At 17:11 we find the edit that Mr. Diamond talked about. Made by ISP 18.104.22.168. At 17:12, the edit was reverted by someone named Trichotomous.
What I suspect is that Mr. Diamond was watching the Super Bowl with millions of others around the world, and thought “hmmm, how old is Tom Petty now?,” clicked on his Wikipedia page, and just happened to see the page that had the vandalism on it. If he had looked a minute before or a minute after, he would not have seen that specific vandalism. This was a snapshot of a moment in time.
Here is an interesting statistic. Mr. Diamond wasn’t alone in looking at Tom Petty’s Wikipedia page that day. Normally, the Tom Petty page receives 4,000 views a day. But on this specific day the same page received 263,656 views. Trolls know this, and are more likely to vandalize when they know the page is at its peak of popularity. It is possible that a Wikipedia editor could ask for a lock on editing for a day to keep trolls off. But Wikipedia does not like to do this. They know that the page will be reverted quickly when vandalism happens. They really don’t want to keep the page from receiving good changes also.
The way this all works is that editors put Wikipedia pages that interest them on their personal watchlist. And then anytime there is a change to that specific Wikipedia page they will see it on their watchlist. If it is vandalism, then it takes two clicks to revert it. Only seconds.
Also, robots (bots) troll Wikipedia looking for vandalism. Each bot has its own special purpose, maybe looking for the word “jerk” that is submitted as the only addition to the page. The way bots work is fascinating, and this article talks about how the bots are deleting each other’s edits.
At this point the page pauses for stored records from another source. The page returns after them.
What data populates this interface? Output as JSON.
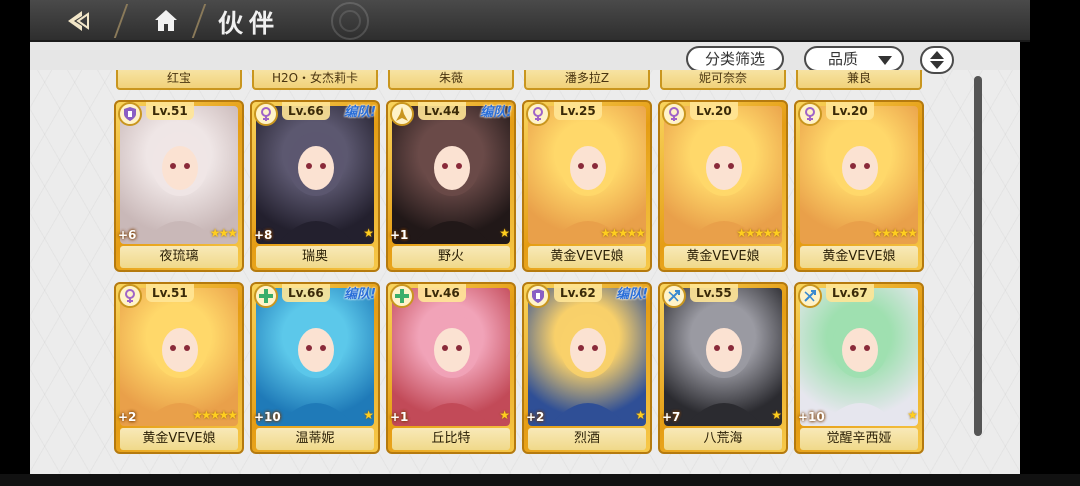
{
  "header": {
    "title": "伙伴"
  },
  "toolbar": {
    "filter_label": "分类筛选",
    "quality_label": "品质"
  },
  "partial_row": [
    "红宝",
    "H2O・女杰莉卡",
    "朱薇",
    "潘多拉Z",
    "妮可奈奈",
    "兼良"
  ],
  "partners": [
    {
      "name": "夜琉璃",
      "level": "Lv.51",
      "plus": "+6",
      "stars": 3,
      "team": "",
      "class": "shield-icon",
      "colors": [
        "#efe6e6",
        "#c9b8b8"
      ]
    },
    {
      "name": "瑞奥",
      "level": "Lv.66",
      "plus": "+8",
      "stars": 1,
      "team": "编队!",
      "class": "flower-icon",
      "colors": [
        "#5c5870",
        "#23202e"
      ]
    },
    {
      "name": "野火",
      "level": "Lv.44",
      "plus": "+1",
      "stars": 1,
      "team": "编队!",
      "class": "flame-icon",
      "colors": [
        "#6a4a48",
        "#211818"
      ]
    },
    {
      "name": "黄金VEVE娘",
      "level": "Lv.25",
      "plus": "",
      "stars": 5,
      "team": "",
      "class": "flower-icon",
      "colors": [
        "#ffd86a",
        "#e9a04a"
      ]
    },
    {
      "name": "黄金VEVE娘",
      "level": "Lv.20",
      "plus": "",
      "stars": 5,
      "team": "",
      "class": "flower-icon",
      "colors": [
        "#ffd86a",
        "#e9a04a"
      ]
    },
    {
      "name": "黄金VEVE娘",
      "level": "Lv.20",
      "plus": "",
      "stars": 5,
      "team": "",
      "class": "flower-icon",
      "colors": [
        "#ffd86a",
        "#e9a04a"
      ]
    },
    {
      "name": "黄金VEVE娘",
      "level": "Lv.51",
      "plus": "+2",
      "stars": 5,
      "team": "",
      "class": "flower-icon",
      "colors": [
        "#ffd86a",
        "#e9a04a"
      ]
    },
    {
      "name": "温蒂妮",
      "level": "Lv.66",
      "plus": "+10",
      "stars": 1,
      "team": "编队!",
      "class": "cross-icon",
      "colors": [
        "#5cc8ea",
        "#1f7ab8"
      ]
    },
    {
      "name": "丘比特",
      "level": "Lv.46",
      "plus": "+1",
      "stars": 1,
      "team": "",
      "class": "cross-icon",
      "colors": [
        "#f1a3b8",
        "#c24a58"
      ]
    },
    {
      "name": "烈酒",
      "level": "Lv.62",
      "plus": "+2",
      "stars": 1,
      "team": "编队!",
      "class": "shield-icon",
      "colors": [
        "#f8d06a",
        "#2f4f96"
      ]
    },
    {
      "name": "八荒海",
      "level": "Lv.55",
      "plus": "+7",
      "stars": 1,
      "team": "",
      "class": "bow-icon",
      "colors": [
        "#9a9aa2",
        "#2b2b30"
      ]
    },
    {
      "name": "觉醒辛西娅",
      "level": "Lv.67",
      "plus": "+10",
      "stars": 1,
      "team": "",
      "class": "bow-icon",
      "colors": [
        "#9fe0b0",
        "#e6e6ee"
      ]
    }
  ]
}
This is something we really need to be talking more about as we get closer to self-driving cars and artificial intelligence.
So, for those of you interested in helping out Wikipedia and keeping it clean, I suggest this article written by Tim Farley, who inspired me to start editing Wikipedia.
To sum up Tim’s article: If you see vandalism, hit the edit (some say edit source) tab on the top left side of the Wikipedia page. You will probably be looking at code. Find the vandalism on the page and delete it. Go to the bottom of the page and leave a reason why you are making this edit. It can be as simple as “removing vandalism” and then click save. Lastly, pat yourself on the back.
Really, there is little to repairing vandalism on Wikipedia. You really can’t break anything. If you do something wrong, then someone will come along and fix it. Depending on how popular the Wikipedia page is, the edit might sit there unchanged for days or weeks. So, when you see it, fix it.
Thank you, Mr. Diamond, for your letter. It was fun to investigate.